The goal of this blog is to chronicle our travel experiences and introduce new communities for living and retirement that you may have thought about…but never seriously considered.  As I have considered relocating outside of the United States, I  often do Google searches, read blogs and articles, see beautiful pictures of exotic and far off places – but there is always something invariably missing.   What is the experience of African-Americans in that community?

My contention is that the experience for African-Americans living and traveling abroad is the same as it is for any American – interesting, exciting and engaging.  People around the world are kind, generous, gracious and warm.  Most of the time.  On occasion they can be rude and you may be refused service as my mother was in a restaurant in Buenos Aires, Argentina.  However, as with here in the US, for every bad apple there are a million good ones.  And the good ones are what we want to share with you.

This blog is meant to inspire you to think beyond your national borders and to help you create the life you have always dreamed of.  This blog will hopefully push you to be more adventurous and fearless in your daily living and  planning for the future.

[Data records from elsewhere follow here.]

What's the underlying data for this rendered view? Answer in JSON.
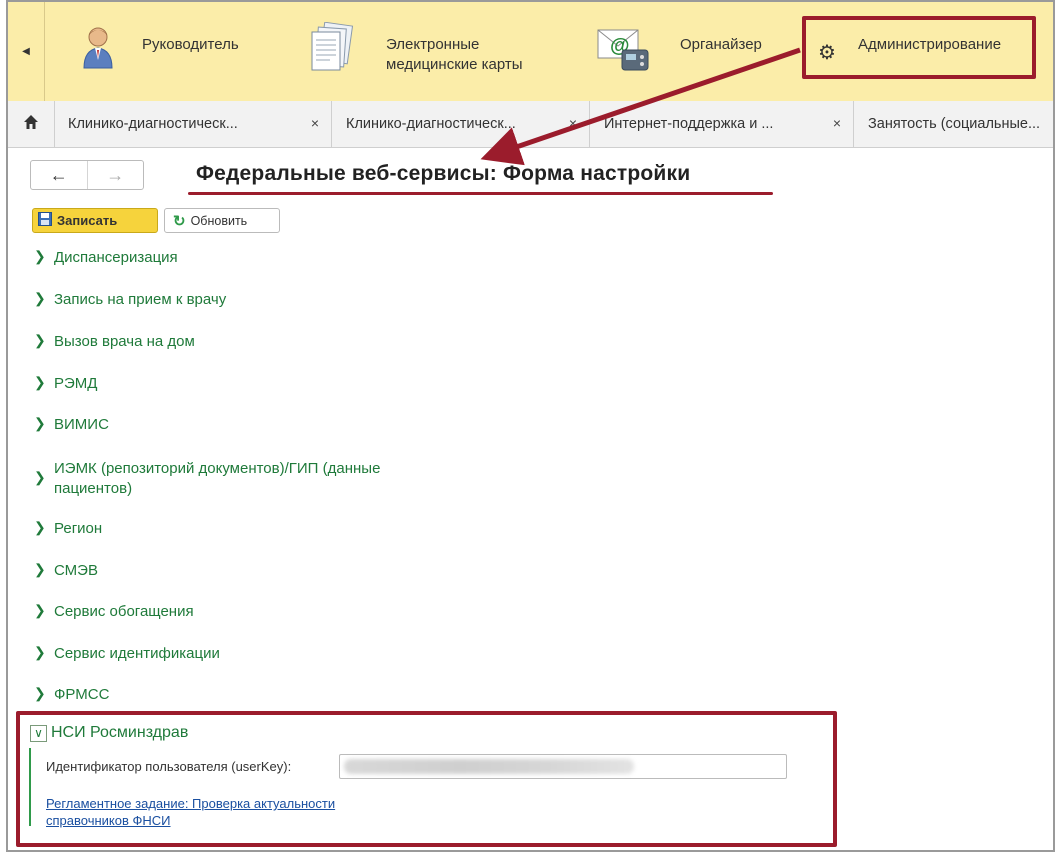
{
  "sections": [
    {
      "key": "manager",
      "label": "Руководитель",
      "icon": "user-icon"
    },
    {
      "key": "emc",
      "label": "Электронные медицинские карты",
      "icon": "documents-icon"
    },
    {
      "key": "organizer",
      "label": "Органайзер",
      "icon": "mail-phone-icon"
    },
    {
      "key": "admin",
      "label": "Администрирование",
      "icon": "gear-icon"
    }
  ],
  "tabs": [
    {
      "label": "Клинико-диагностическ...",
      "close": "×"
    },
    {
      "label": "Клинико-диагностическ...",
      "close": "×"
    },
    {
      "label": "Интернет-поддержка и ...",
      "close": "×"
    },
    {
      "label": "Занятость (социальные...",
      "close": ""
    }
  ],
  "nav": {
    "back": "←",
    "forward": "→"
  },
  "page": {
    "title": "Федеральные веб-сервисы: Форма настройки"
  },
  "toolbar": {
    "save_label": "Записать",
    "refresh_label": "Обновить"
  },
  "groups": [
    {
      "label": "Диспансеризация"
    },
    {
      "label": "Запись на прием к врачу"
    },
    {
      "label": "Вызов врача на дом"
    },
    {
      "label": "РЭМД"
    },
    {
      "label": "ВИМИС"
    },
    {
      "label": "ИЭМК (репозиторий документов)/ГИП (данные пациентов)"
    },
    {
      "label": "Регион"
    },
    {
      "label": "СМЭВ"
    },
    {
      "label": "Сервис обогащения"
    },
    {
      "label": "Сервис идентификации"
    },
    {
      "label": "ФРМСС"
    }
  ],
  "expanded": {
    "label": "НСИ Росминздрав",
    "userkey_label": "Идентификатор пользователя (userKey):",
    "job_link": "Регламентное задание: Проверка актуальности справочников ФНСИ"
  },
  "colors": {
    "accent": "#9b1c2c",
    "section_bar": "#fbeda9",
    "group_text": "#1f7a3a",
    "save_button": "#f6d33c",
    "link": "#1a4fa0"
  }
}
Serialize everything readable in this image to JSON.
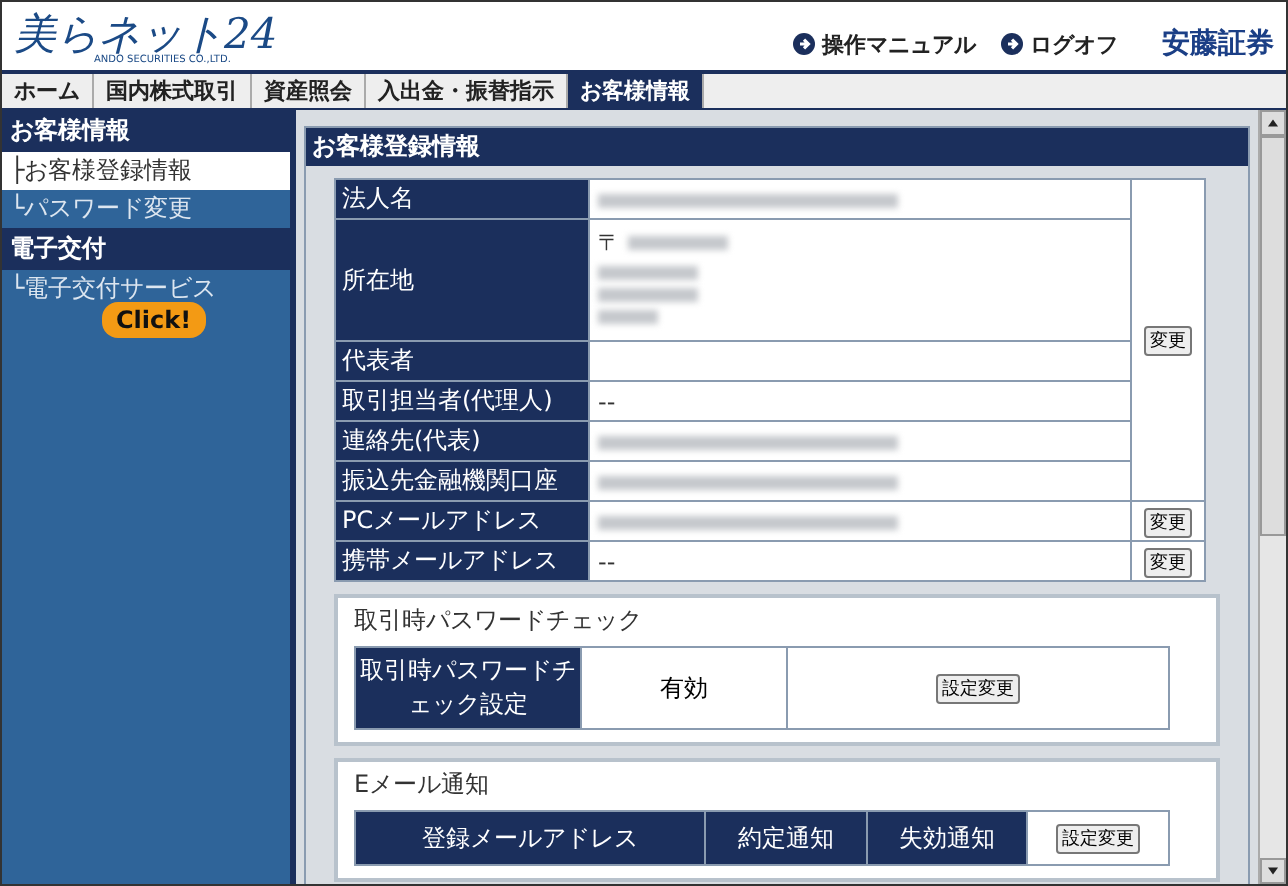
{
  "header": {
    "logo": "美らネット24",
    "logo_subtitle": "ANDO SECURITIES CO.,LTD.",
    "links": [
      "操作マニュアル",
      "ログオフ"
    ],
    "brand": "安藤証券"
  },
  "tabs": [
    {
      "label": "ホーム",
      "selected": false
    },
    {
      "label": "国内株式取引",
      "selected": false
    },
    {
      "label": "資産照会",
      "selected": false
    },
    {
      "label": "入出金・振替指示",
      "selected": false
    },
    {
      "label": "お客様情報",
      "selected": true
    }
  ],
  "sidebar": {
    "sections": [
      {
        "title": "お客様情報",
        "items": [
          {
            "label": "├お客様登録情報",
            "selected": true
          },
          {
            "label": "└パスワード変更",
            "selected": false
          }
        ]
      },
      {
        "title": "電子交付",
        "items": [
          {
            "label": "└電子交付サービス",
            "selected": false
          }
        ]
      }
    ],
    "callout": "Click!"
  },
  "panel": {
    "title": "お客様登録情報",
    "groups": [
      {
        "button": "変更",
        "rows": [
          {
            "label": "法人名",
            "kind": "redacted"
          },
          {
            "label": "所在地",
            "kind": "address",
            "value": "〒"
          },
          {
            "label": "代表者",
            "kind": "text"
          },
          {
            "label": "取引担当者(代理人)",
            "kind": "text",
            "value": "--"
          },
          {
            "label": "連絡先(代表)",
            "kind": "redacted"
          },
          {
            "label": "振込先金融機関口座",
            "kind": "redacted"
          }
        ]
      },
      {
        "button": "変更",
        "rows": [
          {
            "label": "PCメールアドレス",
            "kind": "redacted"
          }
        ]
      },
      {
        "button": "変更",
        "rows": [
          {
            "label": "携帯メールアドレス",
            "kind": "text",
            "value": "--"
          }
        ]
      }
    ],
    "password_check": {
      "title": "取引時パスワードチェック",
      "label": "取引時パスワードチェック設定",
      "value": "有効",
      "button": "設定変更"
    },
    "email": {
      "title": "Eメール通知",
      "columns": [
        "登録メールアドレス",
        "約定通知",
        "失効通知"
      ],
      "button": "設定変更"
    }
  }
}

Yes you can live in luxury on your monthly social security or pension check, in a place that is beautiful and peaceful, with the perfect weather and surrounded by the activities and types of friends you would have had at home.  We will show you how.

This blog will include regularly updated videos, pictures and audio that will present new cities and the communities we find in them. We will also talk about the cost of living and the transitions people make from living in the US to international living.

Let’s start living the lives we have always dreamt of and let’s begin that journey today!

First stop – Ecuador, South America